- Bratislava Information
- Eating & drinking in Bratislava
- Things to do in Bratislava
- Where to stay in Bratislava
- Bratislava street map
Like much of former Soviet Eastern Europe, Bratislava is currently experiencing a totally new lease of life. The self-contained capital of Slovakia mixes baroque finery with a brash sense of confidence to make a genuinely invigorating travel experience.
Bratislava sits on one side of the magnificent Danube, with its medieval heart (the Old Quarter) running down to the river banks and forming an inviting place that begs to be explored. Most of the city’s more appealing features lie here amongst the winding streets and attractive squares.
The city’s most prominent sight – its hilltop castle – offers a wonderful view out over the skyline, and beyond to Hungary and Austria. The castle also contains the Slovakian History museum and a Music Museum, both of which are vital for getting a handle on the city’s chaotic past.

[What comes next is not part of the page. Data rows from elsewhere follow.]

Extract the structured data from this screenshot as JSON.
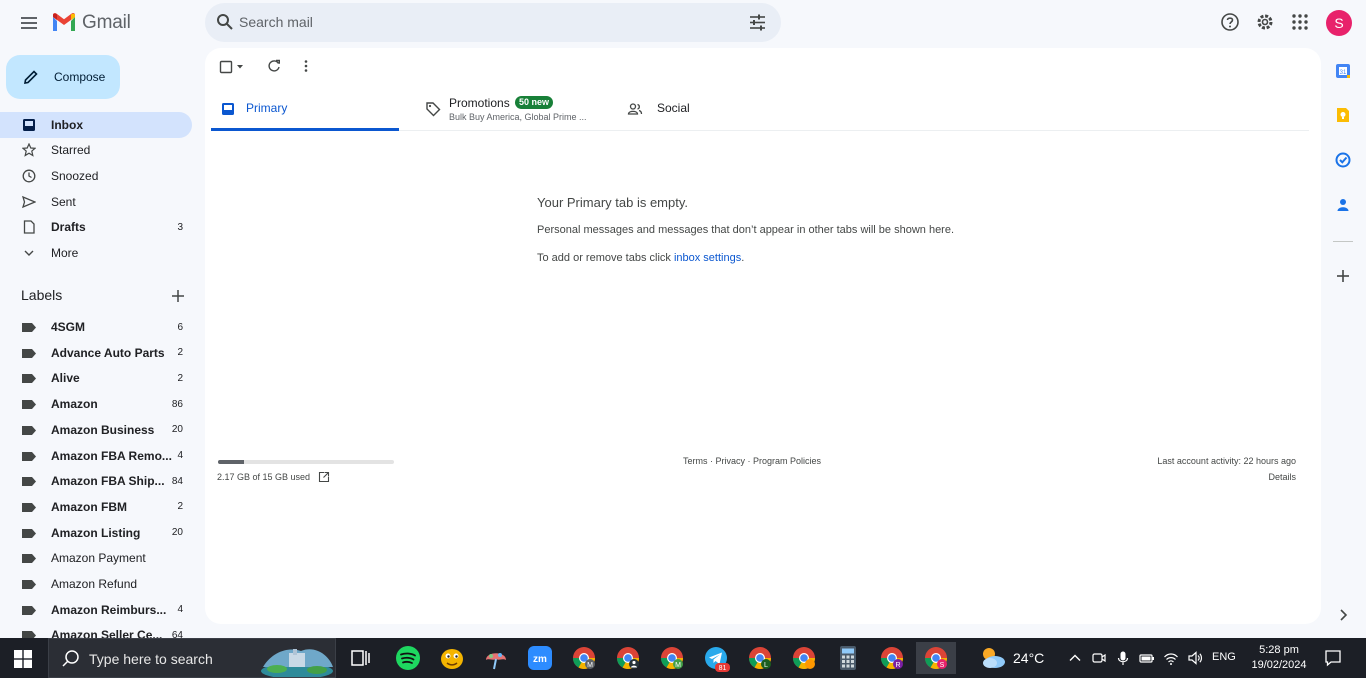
{
  "app": {
    "name": "Gmail",
    "avatar_letter": "S",
    "accent": "#0b57d0",
    "avatar_color": "#e8226b"
  },
  "search": {
    "placeholder": "Search mail"
  },
  "compose": {
    "label": "Compose"
  },
  "nav": [
    {
      "label": "Inbox",
      "count": "",
      "bold": true,
      "active": true,
      "icon": "inbox-icon"
    },
    {
      "label": "Starred",
      "count": "",
      "icon": "star-icon"
    },
    {
      "label": "Snoozed",
      "count": "",
      "icon": "clock-icon"
    },
    {
      "label": "Sent",
      "count": "",
      "icon": "send-icon"
    },
    {
      "label": "Drafts",
      "count": "3",
      "bold": true,
      "icon": "draft-icon"
    },
    {
      "label": "More",
      "count": "",
      "icon": "chevron-down-icon"
    }
  ],
  "labels": {
    "heading": "Labels",
    "items": [
      {
        "label": "4SGM",
        "count": "6",
        "bold": true
      },
      {
        "label": "Advance Auto Parts",
        "count": "2",
        "bold": true
      },
      {
        "label": "Alive",
        "count": "2",
        "bold": true
      },
      {
        "label": "Amazon",
        "count": "86",
        "bold": true
      },
      {
        "label": "Amazon Business",
        "count": "20",
        "bold": true
      },
      {
        "label": "Amazon FBA Remo...",
        "count": "4",
        "bold": true
      },
      {
        "label": "Amazon FBA Ship...",
        "count": "84",
        "bold": true
      },
      {
        "label": "Amazon FBM",
        "count": "2",
        "bold": true
      },
      {
        "label": "Amazon Listing",
        "count": "20",
        "bold": true
      },
      {
        "label": "Amazon Payment",
        "count": "",
        "bold": false
      },
      {
        "label": "Amazon Refund",
        "count": "",
        "bold": false
      },
      {
        "label": "Amazon Reimburs...",
        "count": "4",
        "bold": true
      },
      {
        "label": "Amazon Seller Ce...",
        "count": "64",
        "bold": true
      }
    ]
  },
  "tabs": {
    "primary": "Primary",
    "promotions": "Promotions",
    "promotions_badge": "50 new",
    "promotions_sub": "Bulk Buy America, Global Prime ...",
    "social": "Social"
  },
  "empty": {
    "title": "Your Primary tab is empty.",
    "body": "Personal messages and messages that don’t appear in other tabs will be shown here.",
    "body2_prefix": "To add or remove tabs click ",
    "body2_link": "inbox settings",
    "body2_suffix": "."
  },
  "footer": {
    "storage": "2.17 GB of 15 GB used",
    "storage_fraction": 0.145,
    "terms": "Terms",
    "privacy": "Privacy",
    "policies": "Program Policies",
    "sep": " · ",
    "activity": "Last account activity: 22 hours ago",
    "details": "Details"
  },
  "taskbar": {
    "search_text": "Type here to search",
    "temperature": "24°C",
    "language": "ENG",
    "time": "5:28 pm",
    "date": "19/02/2024",
    "telegram_badge": "81",
    "apps": [
      "task-view-icon",
      "spotify-icon",
      "emoji-app-icon",
      "paint-app-icon",
      "zoom-icon",
      "chrome-m-icon",
      "chrome-a-icon",
      "chrome-m2-icon",
      "telegram-icon",
      "chrome-l-icon",
      "chrome-icon",
      "calculator-icon",
      "chrome-r-icon",
      "chrome-s-icon"
    ]
  }
}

The crumbling Cathedral of St Martin sits at the western limit of the Old Quarter while, further north, the gateway of Michalska Vezu provides an impressive official entrance to the city. One of its beautiful towers also houses an interesting Weapons Museum.
The main squares of Hlavne and Frankiskanske lie a couple of minutes’ gentle stroll to the southeast of the gateway. From here, the Old Town Hall with its City Museum, the Jesuit Church and the Misback Palace are all easily accessible.
A little to the north, on the other hand, the resplendent Kostol Trinitarov, busy Michalska and Vajnorska Street are a mass of smart boutiques and pavement cafés. Beyond here, the city’s suburbs stretch away in an intriguingly grim reminder of its Soviet past.
But Bratislava is not remotely concerned with its past. Standing amongst the bustling shoppers and animated students, it’s impossible not to get a real sense of the extent to which the modern city has turned itself unalterably in one direction – the future.